Until now it has been very difficult for me to attend Power BI meetings and seminars — usually because they are hosted continents away, but even those held more locally are often tricky to get to due to home-life commitments.
One benefit of the proliferation of video conferencing due to global lockdown, is that those of us who cannot normally attend tech community meetings or seminars, can now participate in more virtual live events.
Closer to the action
The key word here is participate. Many events are recorded and published after the fact, which is of course very useful, however there is no substitute for the buzz of attending a live event and interacting directly with the speaker(s).
Larger events that are both physically live and live streamed — such as the annual Microsoft Business Applications Summit — have gone some way towards this, however with lockdown the seminar landscape has shifted slightly in that every participant — speakers, moderators and attendees — are equally physically distanced.
This has caused a fundamental change in the texture of these meetings, dissolving the distinction between those who are ‘really’ there and those who are ‘virtually’ participating. When all participants have video and chat capability, direct interaction is real-time and vastly improved. Not only is (moderated) interaction with the presenter made simple and consistent, but it is now also possible for attendees to initiate dialogue amongst themselves, much like an in-person event, but not restricted to the bar.
Front row seats for all
It has been a really positive experience attending a number of these events, both high-value free events hosted by smaller companies such as Infinity Group, and also larger international talks hosted by the New Scientist. But I was particularly delighted to be able to attend my first London Power BI User Group meeting last week. The sensation of a front-row seat at this friendly event was not only thanks to the organisers and community, but engendered through the delivery medium itself.
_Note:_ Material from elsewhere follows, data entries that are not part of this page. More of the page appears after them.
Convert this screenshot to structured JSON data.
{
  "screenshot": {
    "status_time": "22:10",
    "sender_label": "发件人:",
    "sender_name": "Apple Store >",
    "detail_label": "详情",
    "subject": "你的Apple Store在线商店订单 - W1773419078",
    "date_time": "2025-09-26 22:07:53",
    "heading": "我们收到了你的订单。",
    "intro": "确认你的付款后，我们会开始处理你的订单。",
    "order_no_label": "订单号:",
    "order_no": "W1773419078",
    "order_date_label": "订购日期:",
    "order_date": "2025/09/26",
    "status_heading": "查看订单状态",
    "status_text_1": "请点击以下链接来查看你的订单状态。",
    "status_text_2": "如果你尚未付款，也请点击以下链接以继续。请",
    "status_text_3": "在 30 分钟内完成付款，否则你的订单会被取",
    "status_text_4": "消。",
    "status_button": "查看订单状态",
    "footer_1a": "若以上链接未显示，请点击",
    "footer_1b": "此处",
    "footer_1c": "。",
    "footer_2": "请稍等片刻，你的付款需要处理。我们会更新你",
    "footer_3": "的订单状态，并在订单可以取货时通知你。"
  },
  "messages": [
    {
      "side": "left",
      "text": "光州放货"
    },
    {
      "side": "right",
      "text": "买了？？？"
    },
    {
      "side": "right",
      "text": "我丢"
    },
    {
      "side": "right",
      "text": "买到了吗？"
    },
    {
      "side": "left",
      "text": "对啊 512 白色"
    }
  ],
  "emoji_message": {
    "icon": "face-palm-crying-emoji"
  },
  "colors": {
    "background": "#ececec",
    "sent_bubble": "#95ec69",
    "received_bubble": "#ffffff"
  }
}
In fact, I have it on good authority that at this meeting there was more interaction from the audience than at previous (in-person) events: using the chat function, some smaller groups within the audience could split off and enjoy some brief discussion and Q&As with more experienced members of the group.
It is to be hoped that the use of online conferencing tools becomes part of the new normal toolkit for smaller event organisers, not only would this keep costs — financial and ecological — down for the vast majority of events, but also make them more accessible — not only in time (across multiple time zones, with no travelling) but also space (increasing the upper limit to audience size).
Those events that would take place in-person would be that much more memorable and sizzle even more than they do now.
Image source: MS Teams user guide at UCONN